It requires at least four justices to decide to hear a case. The activist and Republican majority on the Roberts Court has decided to hear the appeal of a lawsuit filed and financed by ideologues determined to destroy the Affordable Care Act.

To decide on behalf of the plaintiffs, the justices will have to ignore principles by which they have decided cases requiring them to interpret the meaning of statutes. Yale Law School professor Abbe Gluck explains in an article published by Scotusblog.

Republican justices, she writes, in particular Antonin Scalia, are “textualists” who have “repeatedly emphasized that textual interpretation is to be sophisticated, ‘holistic’ and ‘contextual,’ not ‘wooden’ or ‘literal,’ to use Justice Scalia’s words.”

She quotes Scalia’s explaining textualism in an opinion handed down in June 2014, in which the justice describes “the fundamental canon of statutory construction that the words of a statute must be read in their context and with a view to their place in the overall statutory scheme.”

Gluck also quotes four of the five Republican justices who published a joint dissent in the 2012 case that upheld critical provisions of the ACA. They address the very subsidies that are now before the Court: “Congress provided a backup scheme; if a State declines to participate in the operation of an exchange, the Federal Government will step in and operate an exchange in that State. That system collapses if the federal subsidies are invalidated.”

The preceding sentence is critically important.

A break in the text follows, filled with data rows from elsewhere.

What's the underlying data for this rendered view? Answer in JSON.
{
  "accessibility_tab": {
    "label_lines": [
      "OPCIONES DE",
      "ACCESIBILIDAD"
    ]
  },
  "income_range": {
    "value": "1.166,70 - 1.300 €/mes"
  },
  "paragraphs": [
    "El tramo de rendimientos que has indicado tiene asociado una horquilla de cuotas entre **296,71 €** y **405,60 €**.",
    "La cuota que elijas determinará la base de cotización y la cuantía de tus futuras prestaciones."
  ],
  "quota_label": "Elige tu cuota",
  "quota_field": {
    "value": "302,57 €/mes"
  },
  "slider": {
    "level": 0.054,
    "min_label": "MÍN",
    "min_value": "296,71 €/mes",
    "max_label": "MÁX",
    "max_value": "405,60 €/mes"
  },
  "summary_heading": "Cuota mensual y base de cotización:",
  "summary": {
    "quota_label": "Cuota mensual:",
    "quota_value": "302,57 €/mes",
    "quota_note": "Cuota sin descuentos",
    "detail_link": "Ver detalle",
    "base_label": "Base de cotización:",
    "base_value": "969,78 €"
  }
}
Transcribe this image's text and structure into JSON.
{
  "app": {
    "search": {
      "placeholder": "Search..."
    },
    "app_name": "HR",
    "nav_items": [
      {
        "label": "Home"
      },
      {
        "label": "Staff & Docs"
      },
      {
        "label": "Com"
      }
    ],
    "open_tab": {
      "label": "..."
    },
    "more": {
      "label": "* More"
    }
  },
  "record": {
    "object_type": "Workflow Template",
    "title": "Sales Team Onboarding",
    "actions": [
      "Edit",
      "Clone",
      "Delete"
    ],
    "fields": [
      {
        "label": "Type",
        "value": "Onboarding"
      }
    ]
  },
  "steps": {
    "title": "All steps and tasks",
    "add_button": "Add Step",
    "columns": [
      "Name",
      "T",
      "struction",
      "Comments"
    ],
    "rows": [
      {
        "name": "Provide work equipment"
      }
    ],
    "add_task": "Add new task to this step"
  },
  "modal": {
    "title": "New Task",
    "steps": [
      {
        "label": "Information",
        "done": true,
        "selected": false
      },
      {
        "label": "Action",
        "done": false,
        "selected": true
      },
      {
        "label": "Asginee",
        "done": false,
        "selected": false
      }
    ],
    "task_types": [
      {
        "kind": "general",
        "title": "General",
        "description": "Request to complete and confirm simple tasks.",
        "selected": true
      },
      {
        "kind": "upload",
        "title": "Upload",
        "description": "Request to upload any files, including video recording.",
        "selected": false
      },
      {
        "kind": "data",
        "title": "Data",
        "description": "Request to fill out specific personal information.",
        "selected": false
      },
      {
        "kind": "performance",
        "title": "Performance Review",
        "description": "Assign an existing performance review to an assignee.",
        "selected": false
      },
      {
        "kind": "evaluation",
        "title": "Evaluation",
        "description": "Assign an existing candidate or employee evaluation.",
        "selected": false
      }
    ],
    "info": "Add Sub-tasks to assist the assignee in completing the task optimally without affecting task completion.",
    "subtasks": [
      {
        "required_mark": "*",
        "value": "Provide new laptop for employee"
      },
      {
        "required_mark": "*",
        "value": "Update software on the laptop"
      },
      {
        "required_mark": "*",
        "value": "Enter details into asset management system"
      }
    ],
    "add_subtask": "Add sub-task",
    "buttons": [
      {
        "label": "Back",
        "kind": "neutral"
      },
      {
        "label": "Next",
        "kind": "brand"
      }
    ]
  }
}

The Republican justices know “the system collapses if the federal subsidies are invalidated.”

Lou Dubose is the editor of The Washington Spectator.

Originally posted at The Washington Spectator.

Photo: Brian Calhoun via Flickr